It turns out some of it is cute: little girls’ t-shirts that say “Sweet & SASSY” and chest-covering depictions of T-Rex on shirts for boys for instance. Now my mother would have died before letting my sister wear a “Sweet & SASSY” shirt even if “sassy” were in lower case or merely a footnote. And Hiroko wasn’t at all convinced that her ten-year old nephew would like a giant dinosaur on his clothes. I know she is wrong about this, but Christmas is no time to declaim that men come from Mars at a very young age.

But the real eye-opening discovery of my first ever trip to Gymboree was finding such small clothes. At one point I stood thunderstruck that a boy’s shoulders could fit in the narrow gap between the sleeves. Fold one of the little girl’s shirts once or twice and it would fit in a pocket. My hands, nothing noteworthy in my keyboard-using profession, looked huge over the seat of those empty blue jeans.

The young people wearing those little clothes are literally in our huge hands whether we be parents or Uncle and Auntie. Juxtaposing the power in our hands against the delicacy of those tiny bodies reinforces the responsibility to treat them with reverence. For within each of those small frames God has placed a delicate spirit depending upon us and preparing to shape our unfolding world.

Wednesday, June 15, 2011

Cell Phone Sanity
Would this work?

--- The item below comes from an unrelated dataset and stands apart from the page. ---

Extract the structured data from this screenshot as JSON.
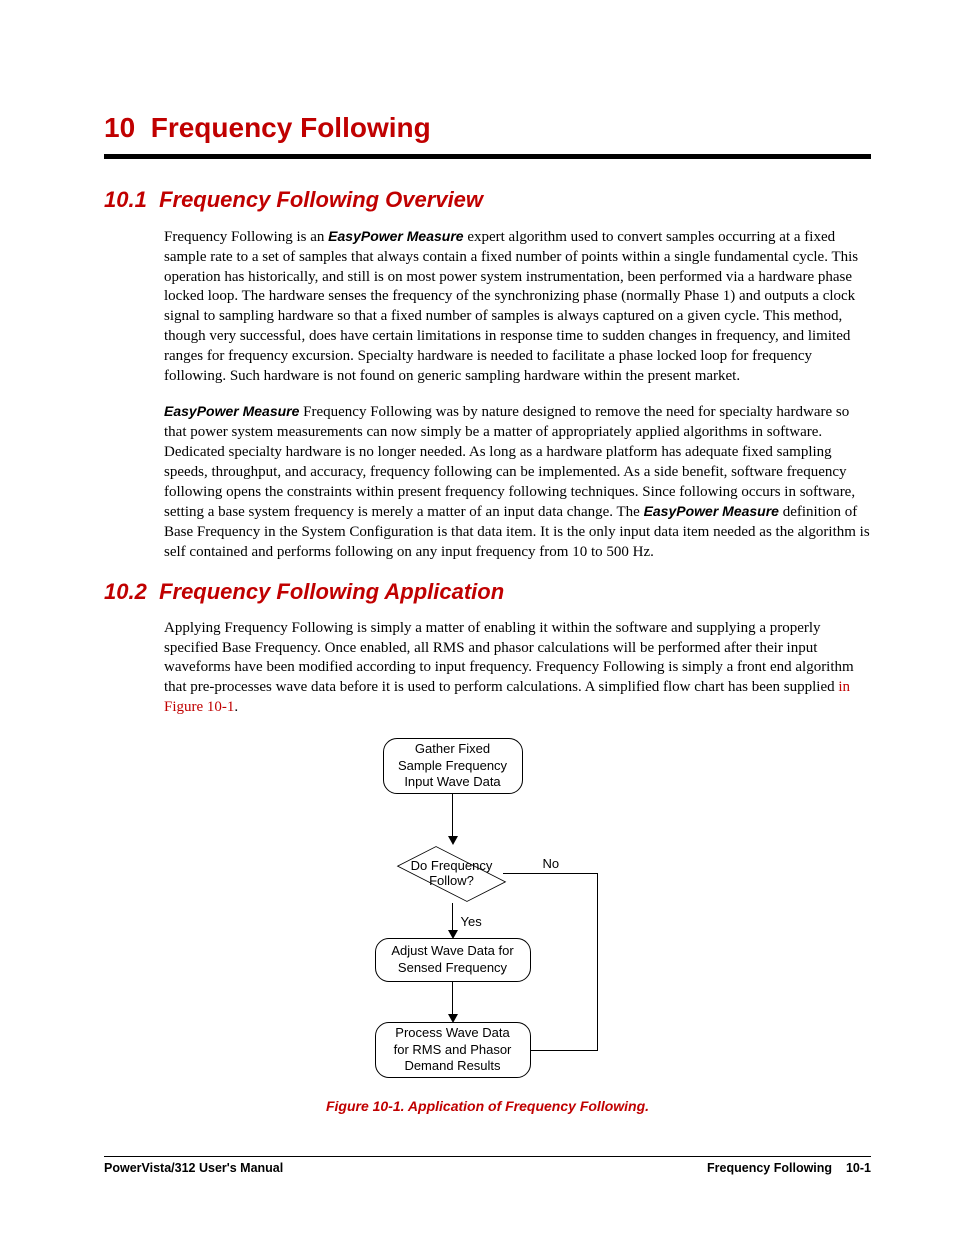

I understand greed. I'm just not sure why we are so supportive of it.

We all want to talk on mobile phones. Many of us want to surf and do email on mobile devices. Some want to use Droids, some iPhones, some Blackberries. All of that is cool.

But why do we put up with Verizon, AT&T, T-Mobile, etc, using our airwaves to provide competing services when we could have one system on which any manufacturer's phone could work. The carriers subsidize the phone purchase price to get us stuck with their service contracts, virtually none of which are understandable.

I'd rather have our taxes provide the service and let each of us choose which device suits our need - much the way we choose which cars to drive down the common highway.

Of course without Verizon Wireless and the others advertising heavily some other industry would have to pick up the tab for our TV shows. Maybe we can't win.

Sunday, April 24, 2011

The Prize Is Mine!

This year's award for the last yard mowed on our Street goes to me. I will spend the rest of this Easter Sunday basking in the good life that awaits me.

Even though I now work at home most days I have been assiduously avoiding yard work during the normal working hours. Do you think this was because I don't want anyone to see me working on the lawn when I should be in the office on the second floor? Nah, not really. It's because I just didn't want to do lawn work - perhaps a gift from Poe's imp of the perverse.

Over the past several weeks I've been in my office listening as a retired neighbor drove his lawn tractor around his yard cutting grass. The professional lawn service companies would come to other yards and work their magic. I'd hear their high-powered equipment droning. I'd give them a look through my street-facing window, and wonder if there was a chance in hell that they would come over and do my lawn also. That hasn't happened yet.

Finally on Wednesday evening the last neighbor with long over-the-winter grass got home early enough to ride his tractor over all of his yard. That meant that the prize was mine. All I had to do was mow my own lawn so that people would know that I wasn't dead or uninterested in the competition.

Today, Easter 2011, I rolled the Honda self-propelled mower from the garage, filled the tank and cut the grass.

My prize? You may be wondering what I won. A free at-home service call for my lawn mower? An azalea for that needs-something spot along the west side of the driveway? A glass of Gatorade?

No. There is no prize. In fact, there was no competition. I didn't attempt to win anything by taking so long to mow my lawn. I have just been too tired and lazy.

But having mown once in the season the next time will be (or at least seem to be) much less of an ordeal. Isn't that so often the case with those chores we put off over and over?